UNIVERSITY of New England (UNE) researchers are integral to a $11.7 million joint Australian-Indonesian program, IndoBeef, that aims to improve the capability of Indonesia’s smallholder-based beef industry.
Launched in Lombok, the program is supporting two projects that will investigate ways of improving the livelihoods of Indonesia’s smallholder beef cattle producers, and of enhancing the nation’s livestock carrying capacity.
The PalmCow project, led by UNE Adjunct Professor Dr John Ackerman, aims to enhance cattle production and carrying capacity by using some of Indonesia's vast palm oil plantations and improving the efficiency of beef value chains in crop-livestock systems.
The second project, CropCow, led by UNE Professor Heather Burrow, will focus on developing livestock husbandry and business skills of smallholder cattle producers.
IndoBeef is funded by the Department of Foreign Affairs and Trade (DFAT). The research will be jointly led by UNE and the Indonesian Agency for Agricultural Research and Development (IAARD) through the Indonesian Center for Animal Research and Development (ICARD).
For Australia’s northern beef industry, investment in a stronger Indonesian domestic cattle industry delivers greater opportunity for the north’s live cattle export sector, and ensures that beef remains an important protein in the Indonesian diet.
“Annual beef consumption in Indonesia is currently around two kilograms per person, but based on population growth this is expected to double or even triple over the next ten to twenty years,” said Professor Burrow.
“If that expansion happens then neither Australia nor Indonesia will be able to meet demand.”
Dr Atien Priyanti, the director of ICARD, believes that the IndoBeef projects will allow more of Indonesia's smallholder farmers to profit from the growing demand for beef within Indonesia.
In particular, she believes there is a great opportunity within IndoBeef to deliver proven approaches and technologies to many smallholder farmers.
“From the beginning, this project builds bridges between institutions and disciplines, acknowledges policy development from local to national levels, and links the public and private sectors,” Dr Priyanti said.
“This means that IndoBeef has a robust framework from which to build on the positive legacy of prior beef research in Indonesia.”
The Indonesian Government has a policy of improving food security through better beef production, but that goal is challenged by a scarcity of suitable grazing land.

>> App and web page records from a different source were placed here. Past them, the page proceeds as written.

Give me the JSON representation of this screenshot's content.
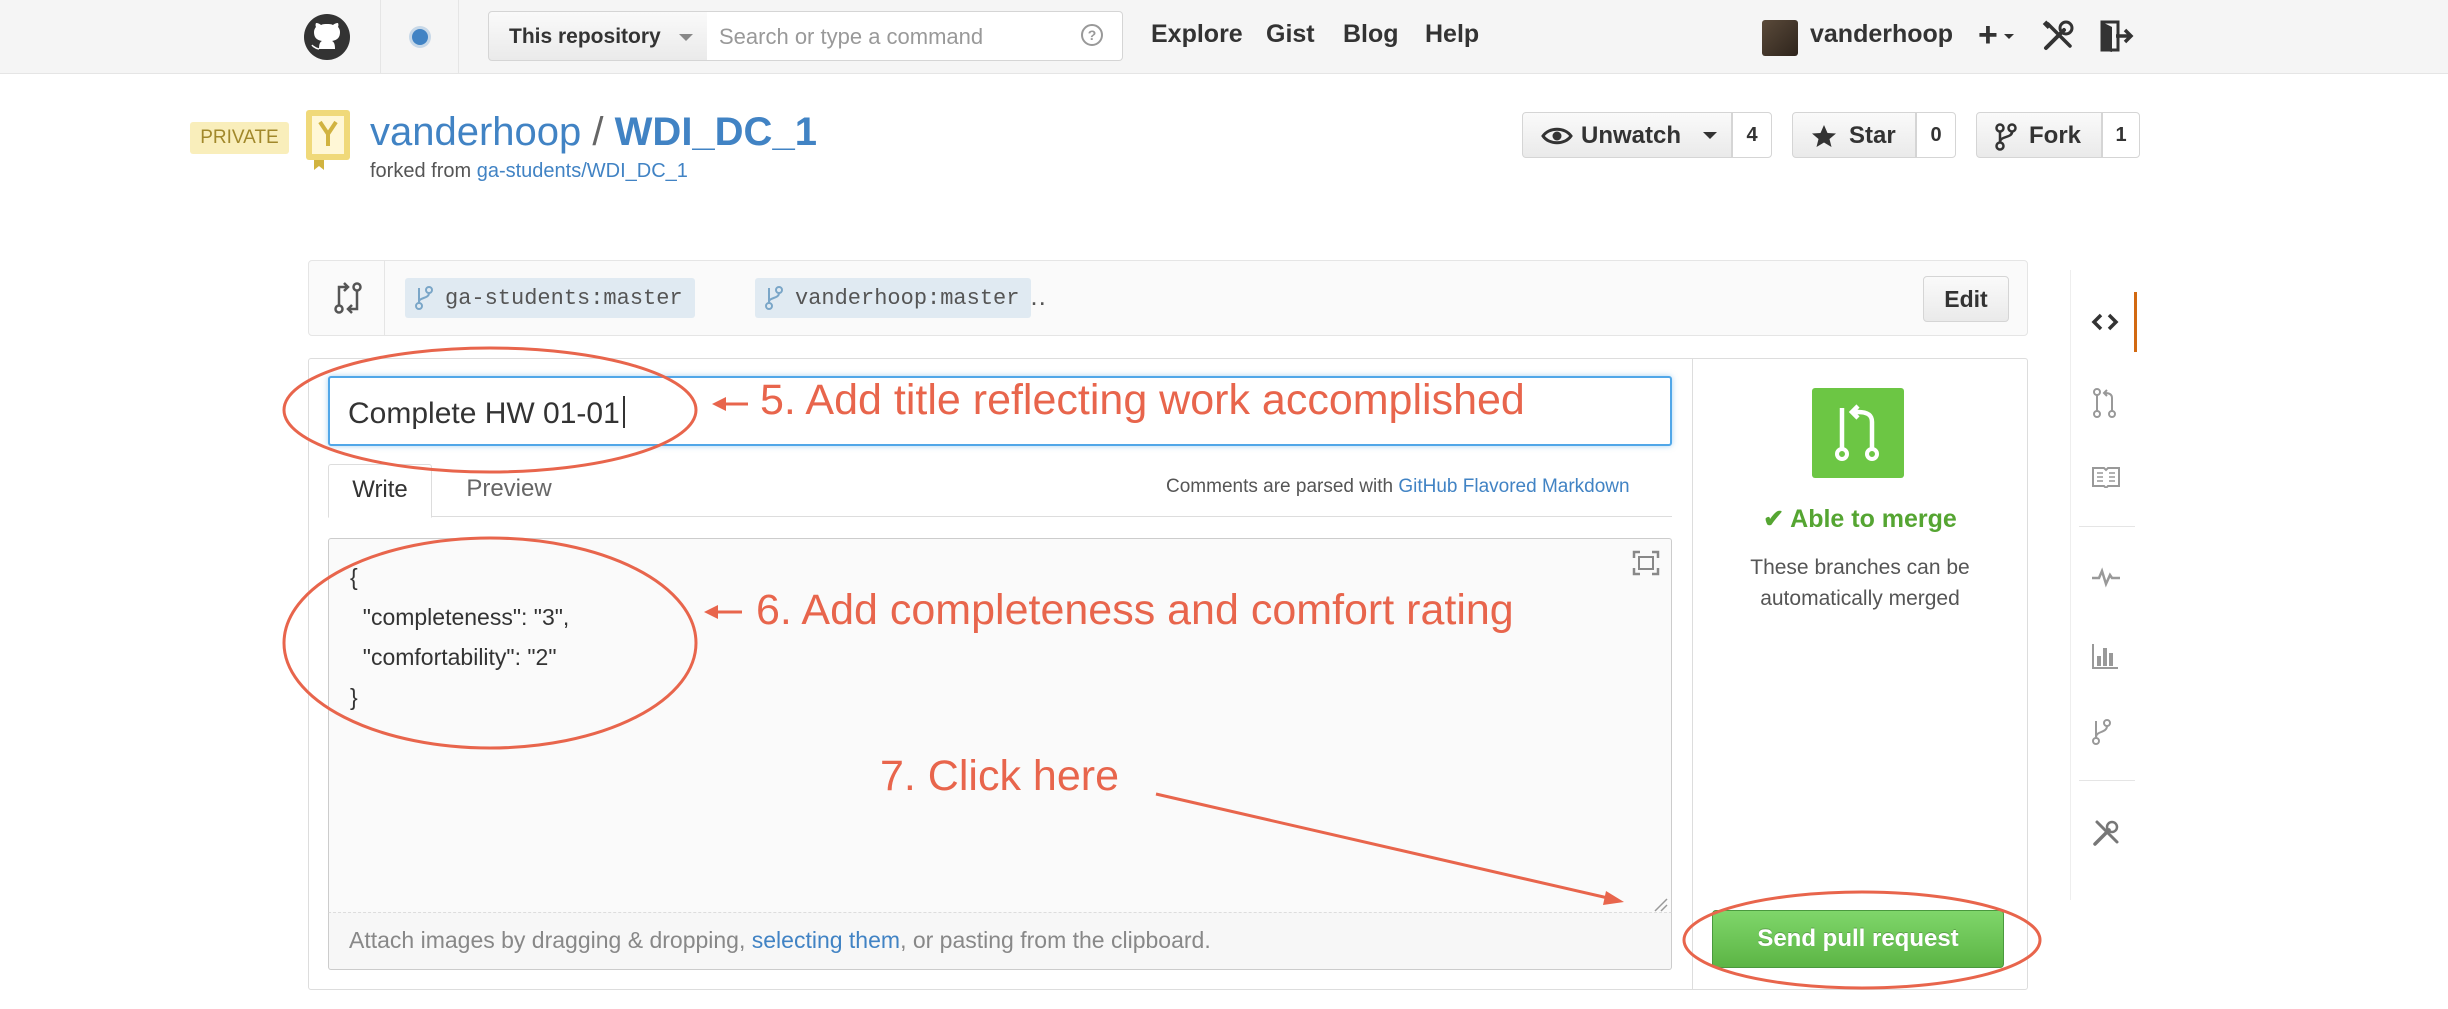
{
  "header": {
    "scope_label": "This repository",
    "search_placeholder": "Search or type a command",
    "help_glyph": "?",
    "nav": [
      "Explore",
      "Gist",
      "Blog",
      "Help"
    ],
    "username": "vanderhoop",
    "plus_glyph": "+"
  },
  "repo": {
    "private_badge": "PRIVATE",
    "owner": "vanderhoop",
    "separator": "/",
    "name": "WDI_DC_1",
    "forked_prefix": "forked from ",
    "forked_source": "ga-students/WDI_DC_1",
    "unwatch_label": "Unwatch",
    "watch_count": "4",
    "star_label": "Star",
    "star_count": "0",
    "fork_label": "Fork",
    "fork_count": "1"
  },
  "compare": {
    "base_branch": "ga-students:master",
    "ellipsis": "…",
    "head_branch": "vanderhoop:master",
    "edit_label": "Edit"
  },
  "form": {
    "title_value": "Complete HW 01-01",
    "tab_write": "Write",
    "tab_preview": "Preview",
    "markdown_note_prefix": "Comments are parsed with ",
    "markdown_link": "GitHub Flavored Markdown",
    "body_lines": [
      "{",
      "  \"completeness\": \"3\",",
      "  \"comfortability\": \"2\"",
      "}"
    ],
    "attach_prefix": "Attach images by dragging & dropping, ",
    "attach_link": "selecting them",
    "attach_suffix": ", or pasting from the clipboard."
  },
  "merge": {
    "check_glyph": "✔",
    "status": "Able to merge",
    "desc_line1": "These branches can be",
    "desc_line2": "automatically merged",
    "submit_label": "Send pull request"
  },
  "annotations": {
    "step5": "5. Add title reflecting work accomplished",
    "step6": "6. Add completeness and comfort rating",
    "step7": "7. Click here"
  },
  "colors": {
    "link_blue": "#4183c4",
    "merge_green": "#6cc644",
    "annotation_red": "#e8654c",
    "private_yellow": "#f9eebb"
  },
  "icons": {
    "logo": "github-octocat-icon",
    "notifications": "notification-dot-icon",
    "tools": "tools-icon",
    "signout": "sign-out-icon",
    "compare": "compare-icon",
    "merge": "merge-icon",
    "sidebar": [
      "code-icon",
      "pull-request-icon",
      "wiki-icon",
      "pulse-icon",
      "graphs-icon",
      "network-icon",
      "settings-icon"
    ]
  }
}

“This means that strong trade opportunities for both beef and live cattle will continue to exist for Australian beef producers and most likely continue to grow over that time,” Prof. Burrow said.
IndoBeef’s research priorities were developed by ICARD in collaboration with the Australian Centre of International Agricultural Research (ACIAR), which is administering the project.
CropCow project leader Prof. Burrow is one of Australia’s leading northern beef industry researchers. She was Chief Executive of the Beef Cooperative Research Centre, managing more than 200 researchers within the world-class industry-focused organisation.
PalmCow leader Dr John Ackerman has been based in Indonesia since 2006, working in a number of roles for Government and the red meat industry. He is the Government-appointed industry member of the Indonesia-Australia Partnership on Food Security in the Red Meat and Cattle Sector.
The $11.7 million IndoBeef project is expected to run over about four years.